Your work has been described as organic, animated and communicative …
Yes, I think my work is storytelling but what I find that I am missing is a kind of combined fantasy and dreamy world that we all have and the reality of what is happening. I try to communicate how I see society and the world through my work.
The work is a contradiction of seriousness and humour. Things are never black or white; I like to explore different meanings and materials. I like things that are tactile.
Has living in Holland changed your aesthetic more than Valencia did?
I feel like both of them contributed to who I am, so both are very important. Holland gave me the opportunity to express myself more, that nothing was impossible to create by hand.
You and your design team eat and work together. Was that your idea?
It's not my idea, it's been a part of me all my life, my society and the way I was brought up in Spain.

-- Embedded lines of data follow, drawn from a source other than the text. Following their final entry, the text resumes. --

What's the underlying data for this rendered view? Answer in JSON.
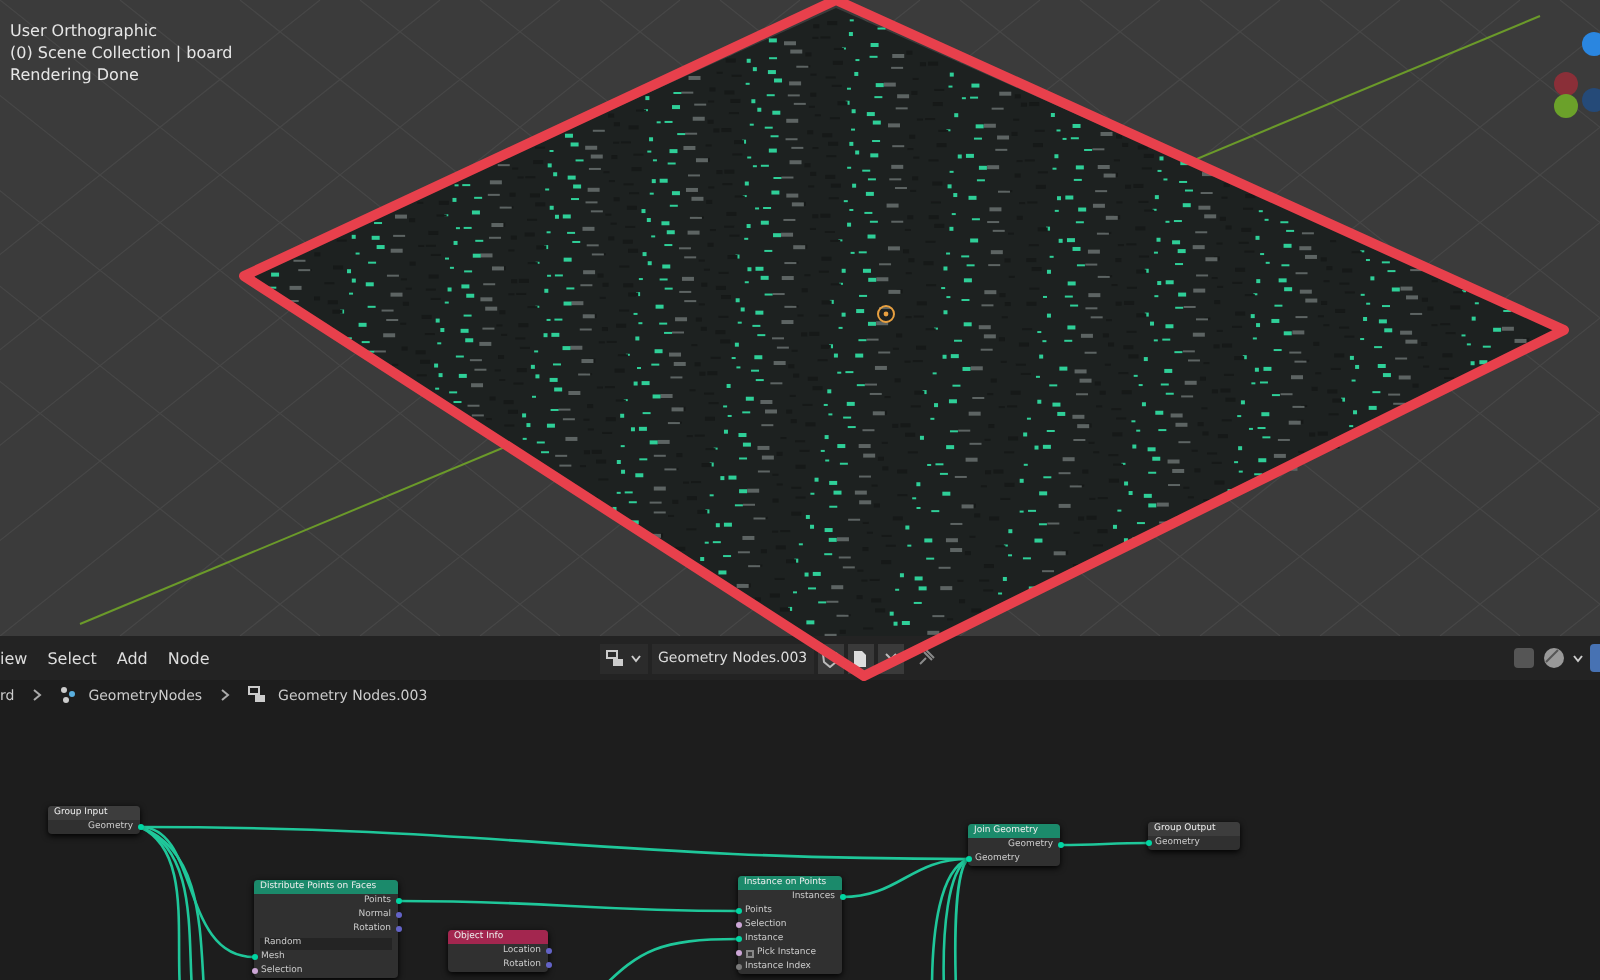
{
  "viewport": {
    "view_name": "User Orthographic",
    "collection": "(0) Scene Collection | board",
    "status": "Rendering Done"
  },
  "node_editor": {
    "menu": [
      "iew",
      "Select",
      "Add",
      "Node"
    ],
    "node_group": "Geometry Nodes.003",
    "breadcrumbs": [
      "rd",
      "GeometryNodes",
      "Geometry Nodes.003"
    ],
    "nodes": [
      {
        "kind": "group",
        "title": "Group Input",
        "rows": [
          {
            "kind": "output",
            "label": "Geometry",
            "color": "#00d6a3"
          }
        ]
      },
      {
        "kind": "geometry",
        "title": "Distribute Points on Faces",
        "rows": [
          {
            "kind": "output",
            "label": "Points",
            "color": "#00d6a3"
          },
          {
            "kind": "output",
            "label": "Normal",
            "color": "#6363c7"
          },
          {
            "kind": "output",
            "label": "Rotation",
            "color": "#6363c7"
          },
          {
            "kind": "dropdown",
            "label": "Random"
          },
          {
            "kind": "input",
            "label": "Mesh",
            "color": "#00d6a3"
          },
          {
            "kind": "input",
            "label": "Selection",
            "color": "#cca6d6"
          }
        ]
      },
      {
        "kind": "input",
        "title": "Object Info",
        "rows": [
          {
            "kind": "output",
            "label": "Location",
            "color": "#6363c7"
          },
          {
            "kind": "output",
            "label": "Rotation",
            "color": "#6363c7"
          }
        ]
      },
      {
        "kind": "geometry",
        "title": "Instance on Points",
        "rows": [
          {
            "kind": "output",
            "label": "Instances",
            "color": "#00d6a3"
          },
          {
            "kind": "input",
            "label": "Points",
            "color": "#00d6a3"
          },
          {
            "kind": "input",
            "label": "Selection",
            "color": "#cca6d6"
          },
          {
            "kind": "input",
            "label": "Instance",
            "color": "#00d6a3"
          },
          {
            "kind": "checkbox",
            "label": "Pick Instance",
            "color": "#cca6d6",
            "checked": false
          },
          {
            "kind": "input",
            "label": "Instance Index",
            "color": "#7a7a7a"
          }
        ]
      },
      {
        "kind": "geometry",
        "title": "Join Geometry",
        "rows": [
          {
            "kind": "output",
            "label": "Geometry",
            "color": "#00d6a3"
          },
          {
            "kind": "input",
            "label": "Geometry",
            "color": "#00d6a3"
          }
        ]
      },
      {
        "kind": "group",
        "title": "Group Output",
        "rows": [
          {
            "kind": "input",
            "label": "Geometry",
            "color": "#00d6a3"
          }
        ]
      }
    ]
  }
}
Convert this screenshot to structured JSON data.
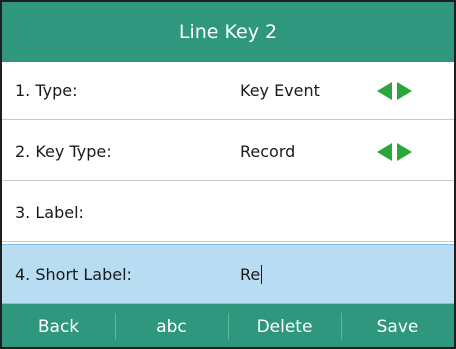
{
  "header": {
    "title": "Line Key 2"
  },
  "colors": {
    "title_bar": "#2e977d",
    "softkey_bar": "#2e977d",
    "arrow": "#2aa63a",
    "selected_row": "#b8dcf2"
  },
  "rows": [
    {
      "label": "1. Type:",
      "value": "Key Event",
      "icons": [
        "left-arrow-icon",
        "right-arrow-icon"
      ]
    },
    {
      "label": "2. Key Type:",
      "value": "Record",
      "icons": [
        "left-arrow-icon",
        "right-arrow-icon"
      ]
    },
    {
      "label": "3. Label:",
      "value": ""
    },
    {
      "label": "4. Short Label:",
      "value": "Re",
      "selected": true
    }
  ],
  "softkeys": [
    "Back",
    "abc",
    "Delete",
    "Save"
  ]
}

Holland is very different, but in Spain everything happens around the table. I kept my roots and the way that I live. Cooking and eating together help us to know each other better and that makes a stronger team that creates better results.

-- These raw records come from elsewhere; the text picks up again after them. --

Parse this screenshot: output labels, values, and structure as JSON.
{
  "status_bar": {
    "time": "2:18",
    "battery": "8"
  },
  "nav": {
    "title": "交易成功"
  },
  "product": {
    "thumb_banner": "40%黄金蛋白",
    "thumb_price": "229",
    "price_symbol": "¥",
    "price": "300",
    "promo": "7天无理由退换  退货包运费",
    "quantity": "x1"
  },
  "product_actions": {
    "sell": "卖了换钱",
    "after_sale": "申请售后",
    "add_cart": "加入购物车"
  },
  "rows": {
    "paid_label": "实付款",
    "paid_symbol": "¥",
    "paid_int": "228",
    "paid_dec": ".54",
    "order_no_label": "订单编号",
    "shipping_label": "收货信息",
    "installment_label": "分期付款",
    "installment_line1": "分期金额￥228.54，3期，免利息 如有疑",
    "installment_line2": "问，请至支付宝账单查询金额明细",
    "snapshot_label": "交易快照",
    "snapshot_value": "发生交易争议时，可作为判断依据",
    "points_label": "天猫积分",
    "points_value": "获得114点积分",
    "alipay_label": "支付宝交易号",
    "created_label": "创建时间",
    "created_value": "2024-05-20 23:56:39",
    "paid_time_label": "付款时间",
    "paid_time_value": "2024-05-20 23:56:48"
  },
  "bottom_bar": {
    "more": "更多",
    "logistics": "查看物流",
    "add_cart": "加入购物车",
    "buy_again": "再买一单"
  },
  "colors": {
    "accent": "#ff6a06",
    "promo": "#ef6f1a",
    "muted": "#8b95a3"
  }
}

Who has been your biggest champion?
Rossana Orlandi gave me the opportunity to show my work in a gallery. We first met in 2007-2008 and we've been working together ever since – in Milan, Basel, for my solo shows; she has been very supportive.
Late last year I visited Orlandi's Pan e Acqua design eatery in Milan and saw your incredible wall backdrop. How did that come about?
That was a functional project. She wanted something created from foam because the acoustics in the place are extremely bad. We asked ourselves how we could fill such a big space with something created from small pieces, so we thought of a landscape encompassing the earth and the sky. We worked on it for three months. Every piece was created by hand and then sewn in as a tapestry – about 40 000 pieces woven into a net to create the tapestry wall. This is exactly the kind of process I use in most of my work – handmade.
Which is your favourite work that you have made or conceived?
I hope that it's still coming, but my best work so far was my first work called Pump It Up chair. It is also about contradictions – life, death, and thinking about how we together can create something.
A chair can come alive – I depend on the chair for seating and the chair depends on me to give it life. There are so many layers involved in this object that I use to inspire my other work.
How do you think design can help with social change?
Design is so broad and open and it can touch many points of society and break through old ways of thinking, from very practical to quite conceptual ideas.
In my hometown of Valencia, which I visit every summer, there was a river that flowed through the middle in the city. It used to overflow and cause a lot of damage; they rerouted it and created a park in its place. It's the lung of the city now, which connects the north and south parts where people ride their bicycles or play sports. That is a great example of urban planning.
Have you been to South Africa before? If not, what are your expectations?
This will be the first time and I am very excited about the potential to evolve and to be shaped by people there. There are so many things to discover. South Africa is like this house that everyone has moved into and they can see the potential for change. Some people just want to move in and accept what it is; others see something much more.